» Directions for this task
Go through the data underneath and copy every line exactly.
(Supplied information begins)
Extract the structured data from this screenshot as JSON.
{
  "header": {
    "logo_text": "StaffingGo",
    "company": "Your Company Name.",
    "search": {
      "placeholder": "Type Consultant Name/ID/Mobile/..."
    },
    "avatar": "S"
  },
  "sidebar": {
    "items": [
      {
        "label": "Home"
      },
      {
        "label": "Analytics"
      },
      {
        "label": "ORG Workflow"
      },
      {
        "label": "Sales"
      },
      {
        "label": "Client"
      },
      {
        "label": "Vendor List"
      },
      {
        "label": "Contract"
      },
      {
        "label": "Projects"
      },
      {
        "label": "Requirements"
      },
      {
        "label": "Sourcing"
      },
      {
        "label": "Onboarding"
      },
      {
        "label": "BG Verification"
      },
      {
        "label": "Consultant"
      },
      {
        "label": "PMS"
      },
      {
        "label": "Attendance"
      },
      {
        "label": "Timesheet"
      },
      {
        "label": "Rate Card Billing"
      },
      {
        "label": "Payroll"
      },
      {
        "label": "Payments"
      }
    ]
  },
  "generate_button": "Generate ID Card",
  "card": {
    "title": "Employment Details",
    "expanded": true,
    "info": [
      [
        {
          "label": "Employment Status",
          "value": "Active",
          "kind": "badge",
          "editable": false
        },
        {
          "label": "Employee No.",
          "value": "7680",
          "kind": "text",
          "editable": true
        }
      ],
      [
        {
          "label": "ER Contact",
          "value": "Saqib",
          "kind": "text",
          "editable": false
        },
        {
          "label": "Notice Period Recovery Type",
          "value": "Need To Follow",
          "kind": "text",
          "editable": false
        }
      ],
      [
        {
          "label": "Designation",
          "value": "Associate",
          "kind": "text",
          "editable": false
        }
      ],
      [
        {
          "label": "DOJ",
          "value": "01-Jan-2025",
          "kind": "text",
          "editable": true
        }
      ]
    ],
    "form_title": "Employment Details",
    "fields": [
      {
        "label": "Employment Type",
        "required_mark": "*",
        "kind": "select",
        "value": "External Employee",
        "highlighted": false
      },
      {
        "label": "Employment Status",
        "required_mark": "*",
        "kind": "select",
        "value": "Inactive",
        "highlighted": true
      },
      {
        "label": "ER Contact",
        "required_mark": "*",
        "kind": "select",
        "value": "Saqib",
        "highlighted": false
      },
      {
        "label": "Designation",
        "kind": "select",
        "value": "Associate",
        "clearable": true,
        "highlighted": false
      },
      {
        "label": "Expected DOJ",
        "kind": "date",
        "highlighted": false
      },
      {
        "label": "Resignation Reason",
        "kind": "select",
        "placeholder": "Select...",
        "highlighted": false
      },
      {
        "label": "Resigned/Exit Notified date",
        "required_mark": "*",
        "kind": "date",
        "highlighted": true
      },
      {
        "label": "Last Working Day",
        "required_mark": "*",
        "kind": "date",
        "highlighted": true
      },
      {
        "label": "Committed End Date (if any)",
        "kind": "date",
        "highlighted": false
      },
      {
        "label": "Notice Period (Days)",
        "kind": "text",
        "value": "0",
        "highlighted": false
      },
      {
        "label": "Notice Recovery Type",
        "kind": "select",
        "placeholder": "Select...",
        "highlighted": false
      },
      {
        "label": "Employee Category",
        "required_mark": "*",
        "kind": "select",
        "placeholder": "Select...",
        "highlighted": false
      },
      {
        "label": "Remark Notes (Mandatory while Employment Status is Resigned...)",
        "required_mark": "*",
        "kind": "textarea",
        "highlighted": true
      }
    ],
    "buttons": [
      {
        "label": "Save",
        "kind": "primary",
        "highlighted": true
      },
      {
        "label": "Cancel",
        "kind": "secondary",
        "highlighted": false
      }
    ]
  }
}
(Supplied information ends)
» Answer to this problem
Extract the structured data from this screenshot as JSON.
{
  "header": {
    "logo_text": "StaffingGo",
    "company": "Your Company Name.",
    "search": {
      "placeholder": "Type Consultant Name/ID/Mobile/..."
    },
    "avatar": "S"
  },
  "sidebar": {
    "items": [
      {
        "label": "Home"
      },
      {
        "label": "Analytics"
      },
      {
        "label": "ORG Workflow"
      },
      {
        "label": "Sales"
      },
      {
        "label": "Client"
      },
      {
        "label": "Vendor List"
      },
      {
        "label": "Contract"
      },
      {
        "label": "Projects"
      },
      {
        "label": "Requirements"
      },
      {
        "label": "Sourcing"
      },
      {
        "label": "Onboarding"
      },
      {
        "label": "BG Verification"
      },
      {
        "label": "Consultant"
      },
      {
        "label": "PMS"
      },
      {
        "label": "Attendance"
      },
      {
        "label": "Timesheet"
      },
      {
        "label": "Rate Card Billing"
      },
      {
        "label": "Payroll"
      },
      {
        "label": "Payments"
      }
    ]
  },
  "generate_button": "Generate ID Card",
  "card": {
    "title": "Employment Details",
    "expanded": true,
    "info": [
      [
        {
          "label": "Employment Status",
          "value": "Active",
          "kind": "badge",
          "editable": false
        },
        {
          "label": "Employee No.",
          "value": "7680",
          "kind": "text",
          "editable": true
        }
      ],
      [
        {
          "label": "ER Contact",
          "value": "Saqib",
          "kind": "text",
          "editable": false
        },
        {
          "label": "Notice Period Recovery Type",
          "value": "Need To Follow",
          "kind": "text",
          "editable": false
        }
      ],
      [
        {
          "label": "Designation",
          "value": "Associate",
          "kind": "text",
          "editable": false
        }
      ],
      [
        {
          "label": "DOJ",
          "value": "01-Jan-2025",
          "kind": "text",
          "editable": true
        }
      ]
    ],
    "form_title": "Employment Details",
    "fields": [
      {
        "label": "Employment Type",
        "required_mark": "*",
        "kind": "select",
        "value": "External Employee",
        "highlighted": false
      },
      {
        "label": "Employment Status",
        "required_mark": "*",
        "kind": "select",
        "value": "Inactive",
        "highlighted": true
      },
      {
        "label": "ER Contact",
        "required_mark": "*",
        "kind": "select",
        "value": "Saqib",
        "highlighted": false
      },
      {
        "label": "Designation",
        "kind": "select",
        "value": "Associate",
        "clearable": true,
        "highlighted": false
      },
      {
        "label": "Expected DOJ",
        "kind": "date",
        "highlighted": false
      },
      {
        "label": "Resignation Reason",
        "kind": "select",
        "placeholder": "Select...",
        "highlighted": false
      },
      {
        "label": "Resigned/Exit Notified date",
        "required_mark": "*",
        "kind": "date",
        "highlighted": true
      },
      {
        "label": "Last Working Day",
        "required_mark": "*",
        "kind": "date",
        "highlighted": true
      },
      {
        "label": "Committed End Date (if any)",
        "kind": "date",
        "highlighted": false
      },
      {
        "label": "Notice Period (Days)",
        "kind": "text",
        "value": "0",
        "highlighted": false
      },
      {
        "label": "Notice Recovery Type",
        "kind": "select",
        "placeholder": "Select...",
        "highlighted": false
      },
      {
        "label": "Employee Category",
        "required_mark": "*",
        "kind": "select",
        "placeholder": "Select...",
        "highlighted": false
      },
      {
        "label": "Remark Notes (Mandatory while Employment Status is Resigned...)",
        "required_mark": "*",
        "kind": "textarea",
        "highlighted": true
      }
    ],
    "buttons": [
      {
        "label": "Save",
        "kind": "primary",
        "highlighted": true
      },
      {
        "label": "Cancel",
        "kind": "secondary",
        "highlighted": false
      }
    ]
  }
}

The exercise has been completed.